The hype around blockchain technology as it relates to cryptocurrencies such as bitcoin is reaching an all-time high, but enterprise organizations are taking a longer-term, more measured approach.
It is first important to define what we mean when we talk about blockchain technology because that determines the scope of the discussion. Many people have very strong and deeply held opinions about what should and should not be called blockchain. I tend to use it as an all-encompassing term. This includes what are also known as distributed ledger technologies. However, the blockchain technology I am most interested in is permissioned blockchains and not the public (and often anonymous) blockchain technologies.
Examples of permissioned blockchain technologies include Hyperledger, R3 Corda, and Ethereum. In a permissioned blockchain network, you need a member or administrator to grant you permission to join. Whoever sets up the network determines what the criteria are to join and which existing entities in the network have the authority to give new entities permission to join.
Why is permission so important for an enterprise blockchain? There are two reasons:
- Throughput—If I know who the people are, then I can revoke access to any bad actors and reduce the requirement for complex and electricity-hungry protocols such as proof-of-work. Proof-of-work is responsible for bitcoin network’s huge energy consumption. This enables much faster transactions and higher throughput at a fraction of the cost.
- Trust—If I am going to do a transaction with somebody, I need to know who they are to make sure I am legally allowed to transact with them. Plus, if something goes wrong, I always want to be able to seek recourse through the legal system. It may seem strange to talk about trust when blockchain is a technology that is designed to provide trust between untrusting entities. But trust is not absolute. For example, I trust you are who you say you are, but I may not trust you to pay on time. Additionally, I may not trust you to correctly record the orders I place with you and properly calculate the amount I owe you. I could also not trust all your suppliers to deliver the parts or services to you in order for you to provide me with goods or services. It is possible I do not trust the shipping company, or if it is cross-border trade, I might not trust authorities in a different jurisdiction from the one I operate in to process things in a transparent and timely manner.

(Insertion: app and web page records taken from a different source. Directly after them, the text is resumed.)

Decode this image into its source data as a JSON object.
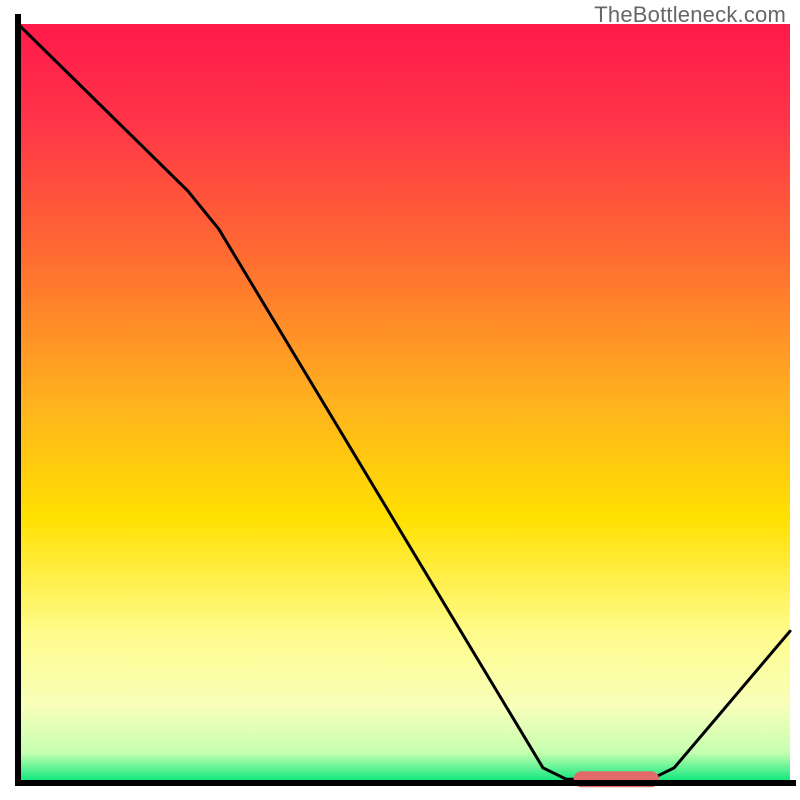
{
  "watermark": "TheBottleneck.com",
  "chart_data": {
    "type": "line",
    "title": "",
    "xlabel": "",
    "ylabel": "",
    "xlim": [
      0,
      100
    ],
    "ylim": [
      0,
      100
    ],
    "gradient_stops": [
      {
        "offset": 0.0,
        "color": "#ff1a4a"
      },
      {
        "offset": 0.12,
        "color": "#ff3249"
      },
      {
        "offset": 0.3,
        "color": "#ff6a32"
      },
      {
        "offset": 0.5,
        "color": "#ffb21e"
      },
      {
        "offset": 0.65,
        "color": "#ffe000"
      },
      {
        "offset": 0.8,
        "color": "#fffc8a"
      },
      {
        "offset": 0.9,
        "color": "#f7ffba"
      },
      {
        "offset": 0.96,
        "color": "#c6ffb0"
      },
      {
        "offset": 1.0,
        "color": "#00e67a"
      }
    ],
    "series": [
      {
        "name": "bottleneck-curve",
        "points": [
          {
            "x": 0,
            "y": 100
          },
          {
            "x": 22,
            "y": 78
          },
          {
            "x": 26,
            "y": 73
          },
          {
            "x": 68,
            "y": 2
          },
          {
            "x": 71,
            "y": 0.5
          },
          {
            "x": 82,
            "y": 0.5
          },
          {
            "x": 85,
            "y": 2
          },
          {
            "x": 100,
            "y": 20
          }
        ]
      }
    ],
    "marker": {
      "x_start": 73,
      "x_end": 82,
      "y": 0.5,
      "color": "#e26a6a"
    },
    "axis_color": "#000000",
    "axis_width": 6
  }
}
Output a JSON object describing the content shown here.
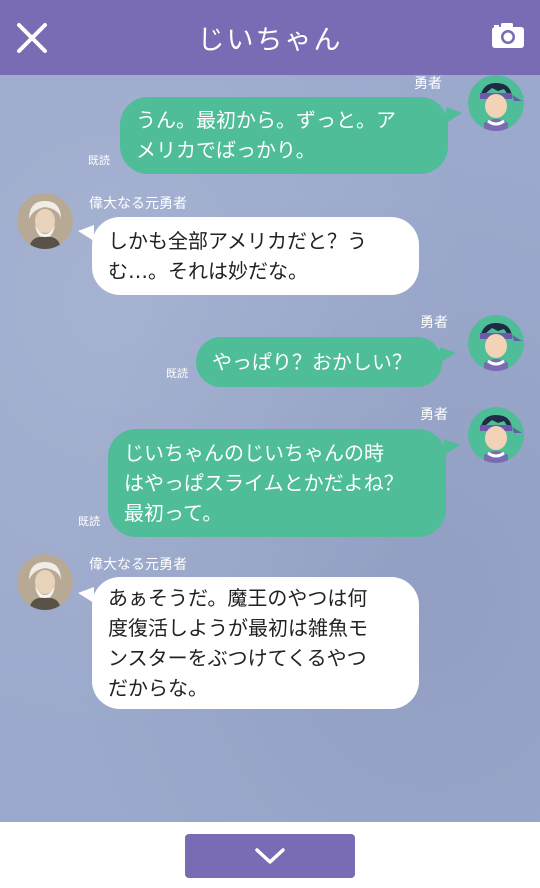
{
  "header": {
    "title": "じいちゃん",
    "close_icon": "close-icon",
    "camera_icon": "camera-icon"
  },
  "colors": {
    "header": "#7a6cb4",
    "background": "#9ba9cc",
    "outgoing_bubble": "#4ebd98",
    "incoming_bubble": "#ffffff"
  },
  "messages": [
    {
      "direction": "out",
      "sender": "勇者",
      "read": "既読",
      "lines": [
        "うん。最初から。ずっと。ア",
        "メリカでばっかり。"
      ]
    },
    {
      "direction": "in",
      "sender": "偉大なる元勇者",
      "lines": [
        "しかも全部アメリカだと？う",
        "む…。それは妙だな。"
      ]
    },
    {
      "direction": "out",
      "sender": "勇者",
      "read": "既読",
      "lines": [
        "やっぱり？おかしい？"
      ]
    },
    {
      "direction": "out",
      "sender": "勇者",
      "read": "既読",
      "lines": [
        "じいちゃんのじいちゃんの時",
        "はやっぱスライムとかだよね？",
        "最初って。"
      ]
    },
    {
      "direction": "in",
      "sender": "偉大なる元勇者",
      "lines": [
        "あぁそうだ。魔王のやつは何",
        "度復活しようが最初は雑魚モ",
        "ンスターをぶつけてくるやつ",
        "だからな。"
      ]
    }
  ],
  "footer": {
    "scroll_down_icon": "chevron-down-icon"
  }
}
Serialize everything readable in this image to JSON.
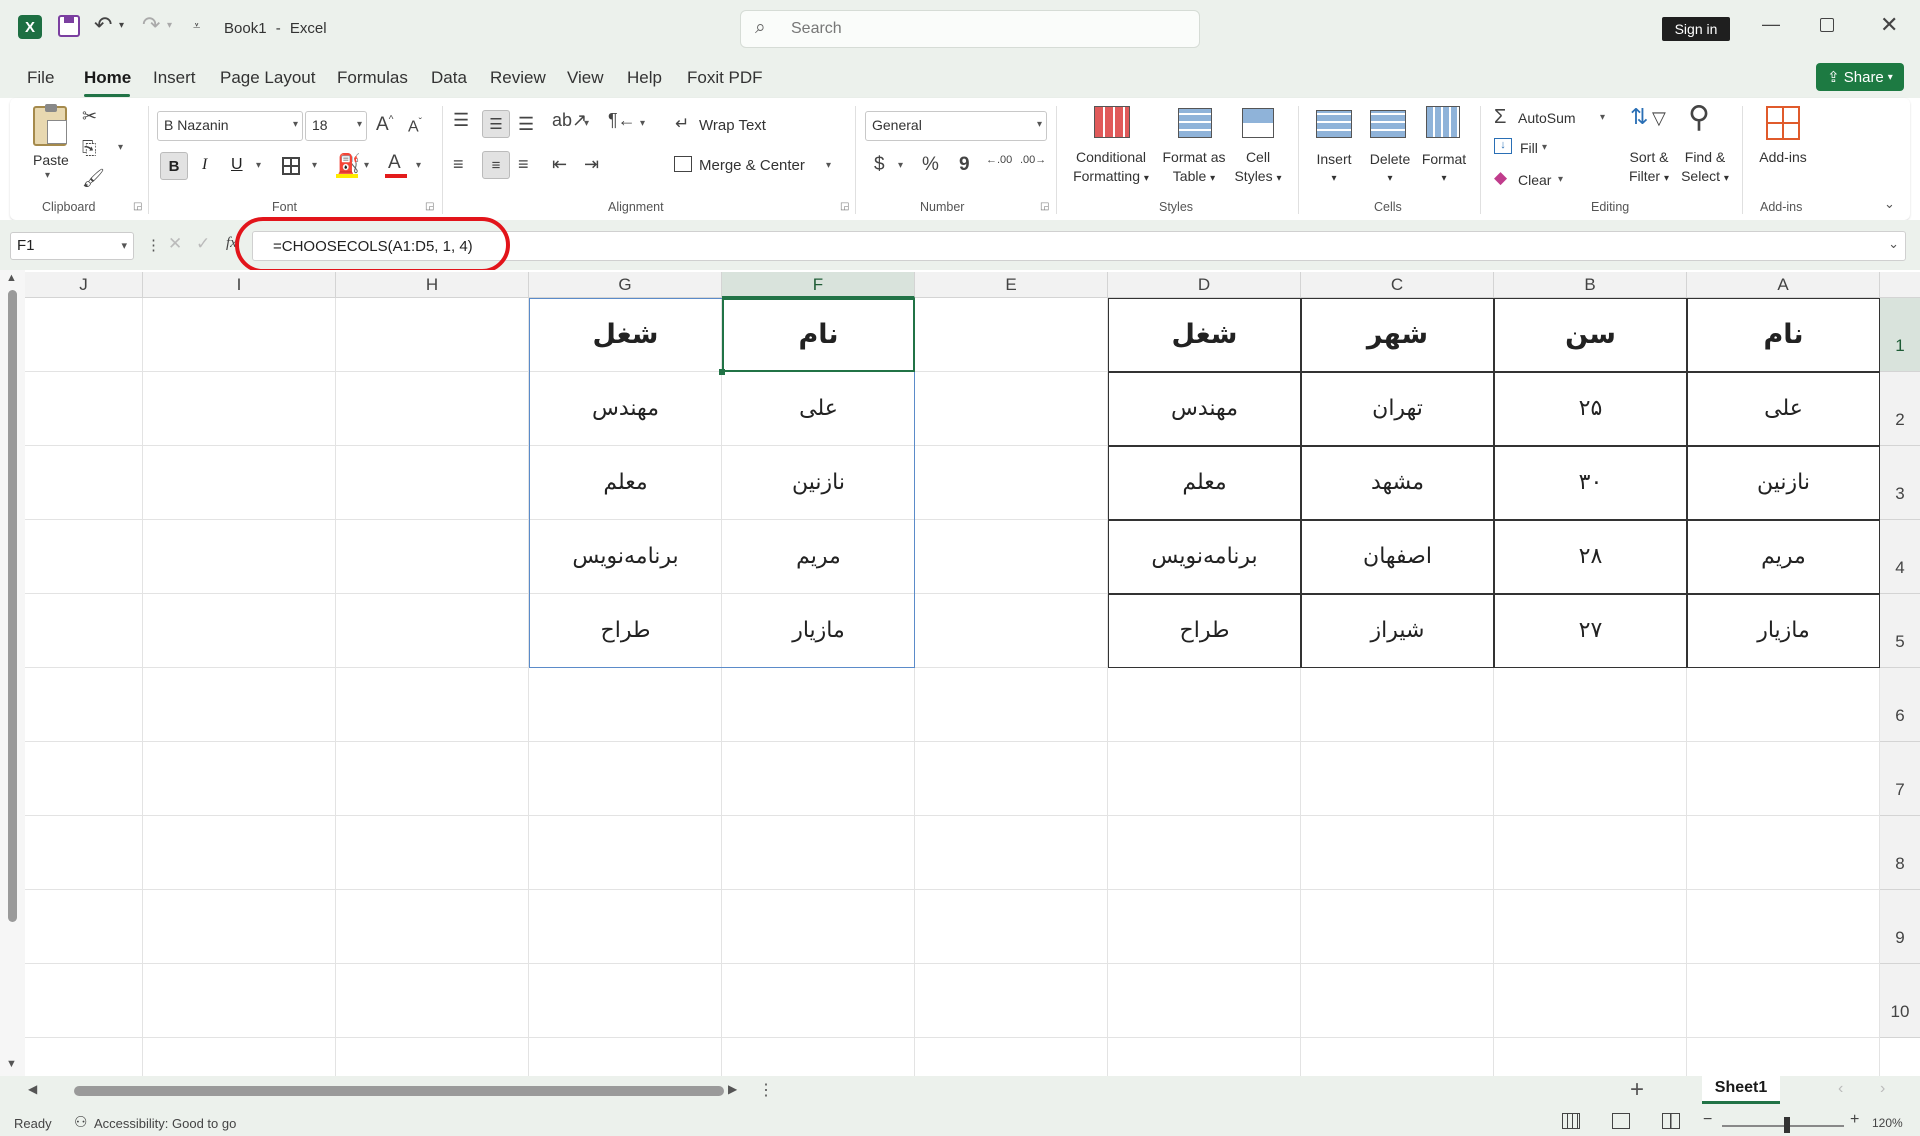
{
  "titlebar": {
    "doc_name": "Book1",
    "separator": "-",
    "app_name": "Excel",
    "search_placeholder": "Search",
    "sign_in": "Sign in"
  },
  "tabs": [
    "File",
    "Home",
    "Insert",
    "Page Layout",
    "Formulas",
    "Data",
    "Review",
    "View",
    "Help",
    "Foxit PDF"
  ],
  "share_label": "Share",
  "ribbon": {
    "clipboard": {
      "paste": "Paste",
      "group": "Clipboard"
    },
    "font": {
      "family": "B Nazanin",
      "size": "18",
      "group": "Font",
      "bold": "B",
      "italic": "I",
      "underline": "U"
    },
    "alignment": {
      "wrap": "Wrap Text",
      "merge": "Merge & Center",
      "group": "Alignment"
    },
    "number": {
      "format": "General",
      "dollar": "$",
      "percent": "%",
      "comma": "9",
      "inc": ".00",
      "dec": ".00",
      "group": "Number"
    },
    "styles": {
      "conditional1": "Conditional",
      "conditional2": "Formatting",
      "table1": "Format as",
      "table2": "Table",
      "cell1": "Cell",
      "cell2": "Styles",
      "group": "Styles"
    },
    "cells": {
      "insert": "Insert",
      "delete": "Delete",
      "format": "Format",
      "group": "Cells"
    },
    "editing": {
      "autosum": "AutoSum",
      "fill": "Fill",
      "clear": "Clear",
      "sort1": "Sort &",
      "sort2": "Filter",
      "find1": "Find &",
      "find2": "Select",
      "group": "Editing"
    },
    "addins": {
      "label": "Add-ins",
      "group": "Add-ins"
    }
  },
  "formula_bar": {
    "name_box": "F1",
    "fx": "fx",
    "formula": "=CHOOSECOLS(A1:D5, 1, 4)"
  },
  "sheet": {
    "columns": [
      "A",
      "B",
      "C",
      "D",
      "E",
      "F",
      "G",
      "H",
      "I",
      "J"
    ],
    "rows": [
      "1",
      "2",
      "3",
      "4",
      "5",
      "6",
      "7",
      "8",
      "9",
      "10"
    ],
    "selected_cell": "F1",
    "source_table": [
      [
        "نام",
        "سن",
        "شهر",
        "شغل"
      ],
      [
        "علی",
        "۲۵",
        "تهران",
        "مهندس"
      ],
      [
        "نازنین",
        "۳۰",
        "مشهد",
        "معلم"
      ],
      [
        "مریم",
        "۲۸",
        "اصفهان",
        "برنامه‌نویس"
      ],
      [
        "مازیار",
        "۲۷",
        "شیراز",
        "طراح"
      ]
    ],
    "result_table": [
      [
        "نام",
        "شغل"
      ],
      [
        "علی",
        "مهندس"
      ],
      [
        "نازنین",
        "معلم"
      ],
      [
        "مریم",
        "برنامه‌نویس"
      ],
      [
        "مازیار",
        "طراح"
      ]
    ]
  },
  "sheet_tab": "Sheet1",
  "status": {
    "ready": "Ready",
    "accessibility": "Accessibility: Good to go",
    "zoom": "120%"
  },
  "colors": {
    "accent": "#217346",
    "highlight_oval": "#e2141a"
  }
}
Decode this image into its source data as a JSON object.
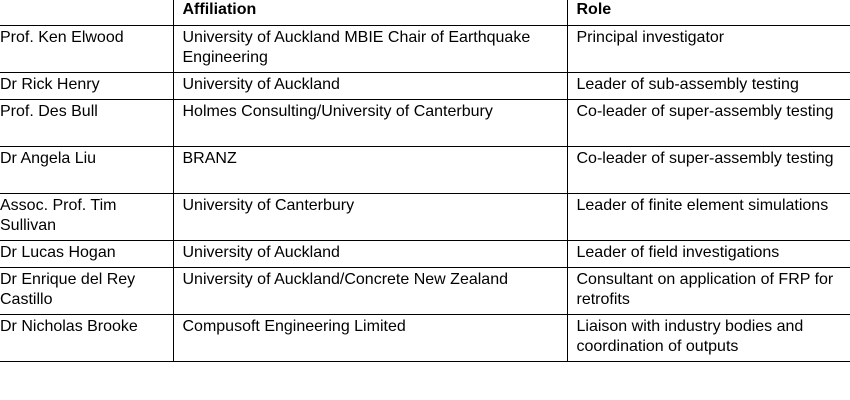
{
  "headers": {
    "name": "",
    "affiliation": "Affiliation",
    "role": "Role"
  },
  "rows": [
    {
      "name": "Prof. Ken Elwood",
      "affiliation": "University of Auckland MBIE Chair of Earthquake Engineering",
      "role": "Principal investigator"
    },
    {
      "name": "Dr Rick Henry",
      "affiliation": "University of Auckland",
      "role": "Leader of sub-assembly testing"
    },
    {
      "name": "Prof. Des Bull",
      "affiliation": "Holmes Consulting/University of Canterbury",
      "role": "Co-leader of super-assembly testing"
    },
    {
      "name": "Dr Angela Liu",
      "affiliation": "BRANZ",
      "role": "Co-leader of super-assembly testing"
    },
    {
      "name": "Assoc. Prof. Tim Sullivan",
      "affiliation": "University of Canterbury",
      "role": "Leader of finite element simulations"
    },
    {
      "name": "Dr Lucas Hogan",
      "affiliation": "University of Auckland",
      "role": "Leader of field investigations"
    },
    {
      "name": "Dr Enrique del Rey Castillo",
      "affiliation": "University of Auckland/Concrete New Zealand",
      "role": "Consultant on application of FRP for retrofits"
    },
    {
      "name": "Dr Nicholas Brooke",
      "affiliation": "Compusoft Engineering Limited",
      "role": "Liaison with industry bodies and coordination of outputs"
    }
  ]
}
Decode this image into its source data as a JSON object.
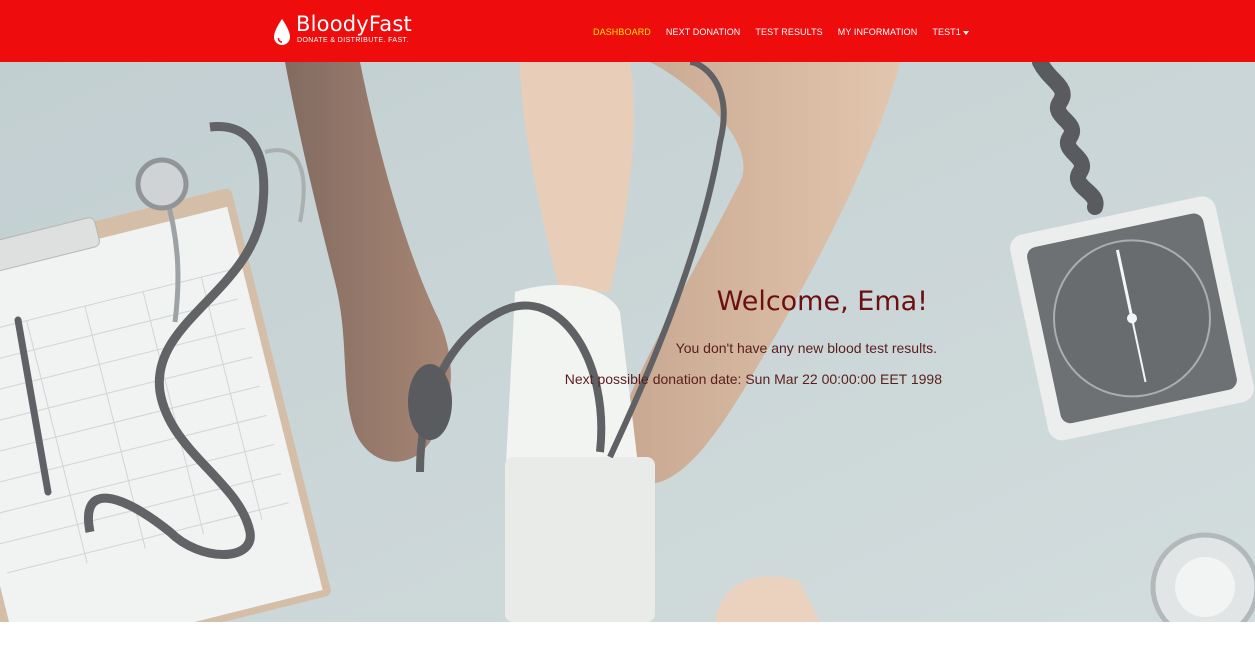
{
  "brand": {
    "name": "BloodyFast",
    "tagline": "DONATE & DISTRIBUTE. FAST.",
    "logo_icon": "blood-drop-icon"
  },
  "nav": {
    "items": [
      {
        "label": "DASHBOARD",
        "active": true
      },
      {
        "label": "NEXT DONATION",
        "active": false
      },
      {
        "label": "TEST RESULTS",
        "active": false
      },
      {
        "label": "MY INFORMATION",
        "active": false
      },
      {
        "label": "TEST1",
        "active": false,
        "dropdown": true
      }
    ]
  },
  "hero": {
    "welcome": "Welcome, Ema!",
    "message_results": "You don't have any new blood test results.",
    "message_donation": "Next possible donation date: Sun Mar 22 00:00:00 EET 1998",
    "background": "medical-checkup-photo"
  },
  "colors": {
    "navbar": "#ee0c0c",
    "active_nav": "#ffe600",
    "welcome_text": "#6b0f12"
  }
}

One of the quickest wins for blockchain will be to provide trust that parties involved in transactions are correctly recording the details of the transaction. This is why we talk about a shared ledger. Meaning, I know you see the exact same data that I see, and that nobody can alter or change the record after the fact. Today, enterprises keep separate records in totally different systems. For example, my supply chain system has details of my orders placed and to be able to obtain that information, or get changes in that order, I need to send a message to you (via phone, email, or electronically). From there, I have to trust that you record it correctly before my order is processed and that goods are shipped as expected, as I have no visibility into how you record the data.
Business transactions are always complex—from creation to delivery to payment—but imagine if this whole process could be automated. If we use a blockchain to implement these flows, the fundamental difference is that we will be looking at a shared set of data that both parties have endorsed. This is the source of truth—we use a smart contract to implement the business logic that governs updates to the shared data. As a result, we have a self-reconciling ledger of what we owe each other. And, going beyond how much money we owe each other, it also records what goods or services we owe each other and what has been delivered and accepted or returned.
Another common way we can improve trust is by introducing a trusted third party. The party will maintain a centralized database for all parties to update regularly and get data out of as needed. This concept is similar to credit reference databases, or clearing houses and registrars for financial transactions. You’re trusting one, central system with all the data with an associated cost and risk of a single point of failure. This is where blockchain has the potential for disruption and why financial services companies are investing heavily.
The technology is still in its infancy. Both R3 Corda and Hyperledger only released their 1.0 versions last year. This means there is a ways to go in terms of core technology platforms, but also in developer tools. The year 2018 will see more pilots moving into production, meaning we must solve the issues of how blockchain systems integrate and cooperate with our existing enterprise data management systems. By the end of the year, we should have more clarity on when we will see broad adoption of blockchain technology in the enterprise.